- **WHAT YOU SHOULD DO**:
Only the number is wanted: how many lines of the listing below contain "usdt"?

- **SOURCE MATERIAL**:
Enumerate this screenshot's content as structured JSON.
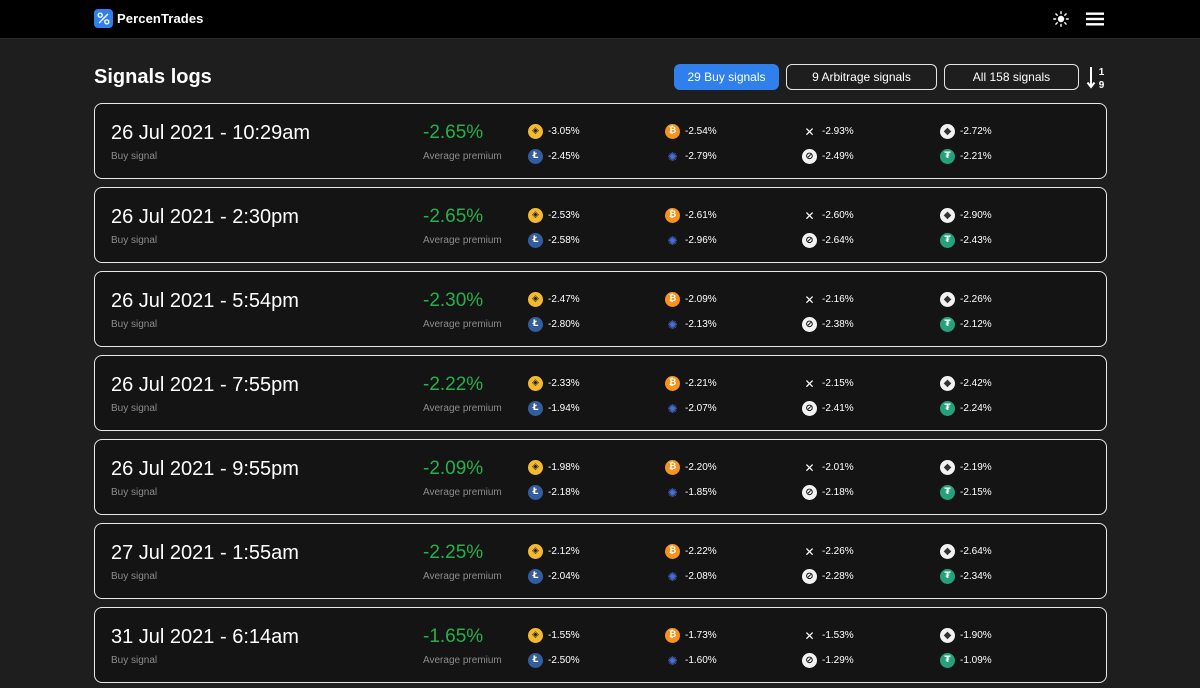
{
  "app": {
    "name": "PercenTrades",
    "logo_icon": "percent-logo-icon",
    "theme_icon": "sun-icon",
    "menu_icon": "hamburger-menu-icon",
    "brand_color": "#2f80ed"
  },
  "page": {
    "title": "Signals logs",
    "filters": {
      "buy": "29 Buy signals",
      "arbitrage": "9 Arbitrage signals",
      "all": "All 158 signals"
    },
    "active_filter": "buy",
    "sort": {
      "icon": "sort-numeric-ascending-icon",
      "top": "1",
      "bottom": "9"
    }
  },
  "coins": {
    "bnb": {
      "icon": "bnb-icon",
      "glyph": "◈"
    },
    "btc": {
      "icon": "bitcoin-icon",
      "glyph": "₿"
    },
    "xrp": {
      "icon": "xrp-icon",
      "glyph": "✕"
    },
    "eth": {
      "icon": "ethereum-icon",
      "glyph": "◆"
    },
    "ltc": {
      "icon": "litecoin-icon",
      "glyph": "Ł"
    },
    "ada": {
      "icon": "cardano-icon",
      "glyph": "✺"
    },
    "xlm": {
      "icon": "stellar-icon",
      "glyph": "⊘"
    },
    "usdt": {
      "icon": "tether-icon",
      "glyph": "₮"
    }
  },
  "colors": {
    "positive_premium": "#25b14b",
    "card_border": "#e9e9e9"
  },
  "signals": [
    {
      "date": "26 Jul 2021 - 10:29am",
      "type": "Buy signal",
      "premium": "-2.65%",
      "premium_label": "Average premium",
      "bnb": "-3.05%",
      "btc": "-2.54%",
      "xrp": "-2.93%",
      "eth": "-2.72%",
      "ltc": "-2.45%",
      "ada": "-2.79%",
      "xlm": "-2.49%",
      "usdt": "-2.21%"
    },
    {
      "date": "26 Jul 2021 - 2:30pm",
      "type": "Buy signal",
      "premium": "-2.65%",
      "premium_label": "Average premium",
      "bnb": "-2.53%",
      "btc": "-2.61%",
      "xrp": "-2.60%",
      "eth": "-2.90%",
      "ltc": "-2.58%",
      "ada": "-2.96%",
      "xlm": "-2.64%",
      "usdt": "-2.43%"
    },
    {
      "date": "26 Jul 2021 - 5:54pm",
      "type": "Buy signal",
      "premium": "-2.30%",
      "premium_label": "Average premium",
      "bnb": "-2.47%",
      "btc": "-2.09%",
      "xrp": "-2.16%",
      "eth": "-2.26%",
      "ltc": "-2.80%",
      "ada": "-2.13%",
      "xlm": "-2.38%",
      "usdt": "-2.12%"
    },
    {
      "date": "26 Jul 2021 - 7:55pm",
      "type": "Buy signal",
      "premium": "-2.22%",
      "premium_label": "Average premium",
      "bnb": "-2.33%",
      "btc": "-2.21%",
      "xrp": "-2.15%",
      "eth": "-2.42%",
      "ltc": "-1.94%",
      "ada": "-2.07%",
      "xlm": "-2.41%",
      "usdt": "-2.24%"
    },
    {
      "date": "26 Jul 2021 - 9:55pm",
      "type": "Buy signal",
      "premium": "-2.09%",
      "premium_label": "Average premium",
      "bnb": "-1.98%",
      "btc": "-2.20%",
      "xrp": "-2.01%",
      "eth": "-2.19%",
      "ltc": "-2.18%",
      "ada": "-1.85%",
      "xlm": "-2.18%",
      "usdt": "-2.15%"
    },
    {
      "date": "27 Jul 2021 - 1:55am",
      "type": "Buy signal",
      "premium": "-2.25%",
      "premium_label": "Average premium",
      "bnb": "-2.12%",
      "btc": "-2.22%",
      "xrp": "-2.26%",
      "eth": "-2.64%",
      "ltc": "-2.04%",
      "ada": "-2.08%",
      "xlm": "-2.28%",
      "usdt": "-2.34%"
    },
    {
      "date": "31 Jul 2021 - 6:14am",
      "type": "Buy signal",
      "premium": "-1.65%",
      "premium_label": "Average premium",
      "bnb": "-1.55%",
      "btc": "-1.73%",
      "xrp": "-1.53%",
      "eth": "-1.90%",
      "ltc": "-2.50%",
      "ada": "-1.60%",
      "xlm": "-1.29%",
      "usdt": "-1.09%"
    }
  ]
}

- **ANSWER BELOW**:
8